Provided by The South African SME Toolkit, an information portal for South African entrepreneurs.
The fact that the SME sector is a tough industry to break into does not seem to deter the average young entrepreneur. But are big ideas, determination, passion and the will to succeed enough to be truly successful or could your age and a lack of higher education be your downfall?
This generation of school-leavers is probably facing the greatest obstacle to entering the working world. High unemployment levels, lack of work experience and the high price of tertiary education means that more and more young people are trying to start their own businesses.
If you fall into this group, do you have what it takes to make it big? Anyone can become an entrepreneur, no matter what their age, background or education level. But what makes a truly successful entrepreneur?
The personal qualities of successful entrepreneurs
Most entrepreneurs have certain character traits that stand them in good stead for the rollercoaster ride that is running a small business. These include:
Savvy - Those who have made it to the top all seem to have intuitive good judgement when making business decisions. This goes further than just having the business degrees or diplomas. It's more about common sense and instinct, combined with the ability to learn from the past, look ahead and focus on tomorrow.
Drive: Successful entrepreneurs are highly motivated and they're not prepared to settle for second best. Coupled with that, is the confidence that they have both the ability to do so, and that if they don't necessarily have the skills, they'll make a plan to acquire them.
Hard workers: No matter how confident and passionate you are, your venture probably won't flourish if you're not willing to work harder than most.
Inability to accept the status quo: Where others see problems, the entrepreneur sees opportunity. They aren't afraid to take a calculated risk, even if that means standing alone. Therefore, they also have to be resourceful in order to find solutions to problems.
Strong leadership: It takes a skilled leader to run a small business, where there is often a lot of uncertainty and tough competition. In this intimate setting, their leadership abilities are constantly being scrutinised and tested.
Passion: An enthusiasm for what they are doing and their competitive nature gives would-be business tycoons energy that the rest of us would love to have.
Is education important?
Knowledge and skill are vital when it comes to running a lucrative small business. Yes, the passion, drive and confidence counts for alot, but if you don't have the know-how, you're going to struggle.
Having said that, a degree or MBA does not automatically guarantee you success either, so how you acquire the knowledge is probably less important.

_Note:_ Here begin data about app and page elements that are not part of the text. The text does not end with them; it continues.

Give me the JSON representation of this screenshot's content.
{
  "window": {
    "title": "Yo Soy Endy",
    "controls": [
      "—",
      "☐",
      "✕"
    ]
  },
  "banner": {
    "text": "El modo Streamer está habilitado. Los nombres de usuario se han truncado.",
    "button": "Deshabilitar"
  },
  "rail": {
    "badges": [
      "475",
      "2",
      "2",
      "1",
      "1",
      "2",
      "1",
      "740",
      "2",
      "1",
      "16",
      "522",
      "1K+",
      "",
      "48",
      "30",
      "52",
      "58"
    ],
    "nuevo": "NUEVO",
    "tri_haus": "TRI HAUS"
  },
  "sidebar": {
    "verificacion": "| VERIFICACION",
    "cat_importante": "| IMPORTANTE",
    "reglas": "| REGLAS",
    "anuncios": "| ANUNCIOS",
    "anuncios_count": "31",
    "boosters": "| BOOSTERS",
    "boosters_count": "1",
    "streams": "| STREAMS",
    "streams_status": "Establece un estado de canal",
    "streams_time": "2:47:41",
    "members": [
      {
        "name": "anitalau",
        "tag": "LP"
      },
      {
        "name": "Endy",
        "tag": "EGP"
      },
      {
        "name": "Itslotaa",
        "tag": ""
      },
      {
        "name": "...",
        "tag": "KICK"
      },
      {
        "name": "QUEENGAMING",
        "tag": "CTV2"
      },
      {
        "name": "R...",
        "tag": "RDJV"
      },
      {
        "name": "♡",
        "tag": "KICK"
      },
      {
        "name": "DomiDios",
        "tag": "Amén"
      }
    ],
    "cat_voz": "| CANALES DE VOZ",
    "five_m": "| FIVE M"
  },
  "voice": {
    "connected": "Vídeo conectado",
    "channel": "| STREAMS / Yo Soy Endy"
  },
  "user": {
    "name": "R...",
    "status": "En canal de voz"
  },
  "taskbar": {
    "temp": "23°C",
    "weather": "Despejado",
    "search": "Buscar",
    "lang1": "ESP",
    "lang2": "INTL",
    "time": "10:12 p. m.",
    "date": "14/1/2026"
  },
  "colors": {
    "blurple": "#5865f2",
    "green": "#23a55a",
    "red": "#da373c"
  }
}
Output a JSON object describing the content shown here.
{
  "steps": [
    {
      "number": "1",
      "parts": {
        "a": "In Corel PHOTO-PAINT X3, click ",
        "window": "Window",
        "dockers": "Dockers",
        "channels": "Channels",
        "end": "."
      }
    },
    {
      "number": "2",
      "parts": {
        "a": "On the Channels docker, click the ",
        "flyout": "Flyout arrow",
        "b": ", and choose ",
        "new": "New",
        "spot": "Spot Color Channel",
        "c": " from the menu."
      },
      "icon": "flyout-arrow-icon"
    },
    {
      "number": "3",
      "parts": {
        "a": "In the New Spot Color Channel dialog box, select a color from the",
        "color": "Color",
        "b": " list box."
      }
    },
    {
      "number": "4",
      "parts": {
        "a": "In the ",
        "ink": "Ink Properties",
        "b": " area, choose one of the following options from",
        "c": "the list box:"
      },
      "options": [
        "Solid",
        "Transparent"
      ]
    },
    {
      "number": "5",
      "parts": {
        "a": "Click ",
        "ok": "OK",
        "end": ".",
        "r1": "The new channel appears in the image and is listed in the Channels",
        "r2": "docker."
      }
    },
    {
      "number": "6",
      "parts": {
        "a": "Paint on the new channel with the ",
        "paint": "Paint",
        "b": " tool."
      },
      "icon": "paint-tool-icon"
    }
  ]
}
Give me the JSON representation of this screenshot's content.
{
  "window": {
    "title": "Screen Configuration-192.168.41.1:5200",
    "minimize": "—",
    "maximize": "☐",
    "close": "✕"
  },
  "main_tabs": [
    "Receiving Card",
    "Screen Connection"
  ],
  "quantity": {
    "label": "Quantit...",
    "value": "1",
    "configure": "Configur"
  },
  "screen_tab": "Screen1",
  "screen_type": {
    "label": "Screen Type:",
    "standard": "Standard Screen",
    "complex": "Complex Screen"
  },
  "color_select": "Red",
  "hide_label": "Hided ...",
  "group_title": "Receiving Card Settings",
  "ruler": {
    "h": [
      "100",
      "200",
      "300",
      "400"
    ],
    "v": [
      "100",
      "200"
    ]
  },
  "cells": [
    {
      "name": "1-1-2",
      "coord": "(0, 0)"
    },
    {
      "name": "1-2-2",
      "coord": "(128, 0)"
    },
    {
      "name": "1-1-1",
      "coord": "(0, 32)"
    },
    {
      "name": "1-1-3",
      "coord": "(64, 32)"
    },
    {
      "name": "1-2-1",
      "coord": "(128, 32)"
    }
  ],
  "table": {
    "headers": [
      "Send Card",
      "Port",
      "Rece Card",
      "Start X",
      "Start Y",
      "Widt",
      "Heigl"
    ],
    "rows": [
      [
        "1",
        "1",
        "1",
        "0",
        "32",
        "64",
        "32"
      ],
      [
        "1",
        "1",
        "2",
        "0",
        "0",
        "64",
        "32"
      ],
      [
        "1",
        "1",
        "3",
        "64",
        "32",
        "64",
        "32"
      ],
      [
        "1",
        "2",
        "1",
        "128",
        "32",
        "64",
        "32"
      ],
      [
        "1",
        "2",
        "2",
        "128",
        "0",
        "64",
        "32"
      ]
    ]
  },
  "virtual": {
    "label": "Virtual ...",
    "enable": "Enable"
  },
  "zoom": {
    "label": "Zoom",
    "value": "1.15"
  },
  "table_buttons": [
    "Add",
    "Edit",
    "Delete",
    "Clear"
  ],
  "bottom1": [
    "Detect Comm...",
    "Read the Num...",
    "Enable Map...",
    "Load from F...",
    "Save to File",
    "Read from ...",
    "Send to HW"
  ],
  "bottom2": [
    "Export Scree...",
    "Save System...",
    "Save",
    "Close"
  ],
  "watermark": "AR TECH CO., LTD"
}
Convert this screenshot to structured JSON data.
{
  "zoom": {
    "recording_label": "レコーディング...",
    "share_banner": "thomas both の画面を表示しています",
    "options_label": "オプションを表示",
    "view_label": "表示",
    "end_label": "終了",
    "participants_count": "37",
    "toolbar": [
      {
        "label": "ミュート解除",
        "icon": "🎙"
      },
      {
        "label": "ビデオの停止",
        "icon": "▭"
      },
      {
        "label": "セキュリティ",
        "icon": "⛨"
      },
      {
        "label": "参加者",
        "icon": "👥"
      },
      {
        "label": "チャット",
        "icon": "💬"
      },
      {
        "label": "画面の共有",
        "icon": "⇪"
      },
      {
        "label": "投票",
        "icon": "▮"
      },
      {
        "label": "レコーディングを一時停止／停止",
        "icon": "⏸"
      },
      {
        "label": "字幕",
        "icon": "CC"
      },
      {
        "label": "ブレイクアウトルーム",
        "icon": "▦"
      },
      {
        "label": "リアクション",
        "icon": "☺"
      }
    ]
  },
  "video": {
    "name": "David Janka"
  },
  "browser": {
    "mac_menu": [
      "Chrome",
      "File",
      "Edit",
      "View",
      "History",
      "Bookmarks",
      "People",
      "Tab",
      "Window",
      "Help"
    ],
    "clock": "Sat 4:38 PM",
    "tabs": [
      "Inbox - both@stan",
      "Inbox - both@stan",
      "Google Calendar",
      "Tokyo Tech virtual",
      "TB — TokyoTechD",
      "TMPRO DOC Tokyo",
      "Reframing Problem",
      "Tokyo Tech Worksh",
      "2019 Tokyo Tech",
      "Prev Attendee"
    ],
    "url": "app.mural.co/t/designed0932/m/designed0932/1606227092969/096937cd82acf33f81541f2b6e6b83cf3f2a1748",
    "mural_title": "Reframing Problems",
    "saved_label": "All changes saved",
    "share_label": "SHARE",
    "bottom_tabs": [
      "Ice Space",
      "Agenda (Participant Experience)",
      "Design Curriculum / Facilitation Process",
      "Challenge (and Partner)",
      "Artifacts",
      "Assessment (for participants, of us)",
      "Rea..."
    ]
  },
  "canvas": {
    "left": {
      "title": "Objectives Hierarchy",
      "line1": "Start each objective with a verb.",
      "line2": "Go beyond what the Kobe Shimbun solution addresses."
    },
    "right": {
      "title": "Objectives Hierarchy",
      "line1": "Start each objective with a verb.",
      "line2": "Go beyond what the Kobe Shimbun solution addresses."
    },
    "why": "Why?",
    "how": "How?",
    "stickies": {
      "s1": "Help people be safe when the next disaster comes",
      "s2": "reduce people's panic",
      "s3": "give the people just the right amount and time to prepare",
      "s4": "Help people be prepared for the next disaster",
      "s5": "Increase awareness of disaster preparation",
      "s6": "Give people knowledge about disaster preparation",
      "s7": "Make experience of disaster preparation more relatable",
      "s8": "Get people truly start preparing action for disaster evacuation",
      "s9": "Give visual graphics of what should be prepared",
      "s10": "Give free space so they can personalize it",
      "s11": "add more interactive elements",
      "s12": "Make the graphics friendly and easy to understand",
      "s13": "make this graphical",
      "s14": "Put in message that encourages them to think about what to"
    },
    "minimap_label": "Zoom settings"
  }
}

When you start out, be aware of what your strengths and weaknesses are. Once you've identified those weaknesses, start working on a plan to address them. This could mean asking an expert in the field to mentor you , finding quick courses you can do to give yourself some background or even hiring people who have the skills you lack and learning what you can from them.
Whether entrepreneurship is something you're born with or something you learn is debatable and opinions vary. From what we've seen in this article, it seems that it's a little bit of both.